Would you return the entries below word for word?
⁂
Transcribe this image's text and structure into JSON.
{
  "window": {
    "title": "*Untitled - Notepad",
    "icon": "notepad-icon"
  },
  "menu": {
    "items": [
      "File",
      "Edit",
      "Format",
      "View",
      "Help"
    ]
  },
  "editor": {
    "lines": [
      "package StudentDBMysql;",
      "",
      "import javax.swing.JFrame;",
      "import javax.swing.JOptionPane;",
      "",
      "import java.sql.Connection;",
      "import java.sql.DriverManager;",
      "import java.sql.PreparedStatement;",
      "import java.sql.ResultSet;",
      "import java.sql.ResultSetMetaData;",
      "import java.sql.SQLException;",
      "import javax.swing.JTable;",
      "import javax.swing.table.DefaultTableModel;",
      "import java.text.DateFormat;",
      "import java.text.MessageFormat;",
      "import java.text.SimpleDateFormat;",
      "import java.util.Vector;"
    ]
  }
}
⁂
**Result of the exercise:**
Transcribe this image's text and structure into JSON.
{
  "window": {
    "title": "*Untitled - Notepad",
    "icon": "notepad-icon"
  },
  "menu": {
    "items": [
      "File",
      "Edit",
      "Format",
      "View",
      "Help"
    ]
  },
  "editor": {
    "lines": [
      "package StudentDBMysql;",
      "",
      "import javax.swing.JFrame;",
      "import javax.swing.JOptionPane;",
      "",
      "import java.sql.Connection;",
      "import java.sql.DriverManager;",
      "import java.sql.PreparedStatement;",
      "import java.sql.ResultSet;",
      "import java.sql.ResultSetMetaData;",
      "import java.sql.SQLException;",
      "import javax.swing.JTable;",
      "import javax.swing.table.DefaultTableModel;",
      "import java.text.DateFormat;",
      "import java.text.MessageFormat;",
      "import java.text.SimpleDateFormat;",
      "import java.util.Vector;"
    ]
  }
}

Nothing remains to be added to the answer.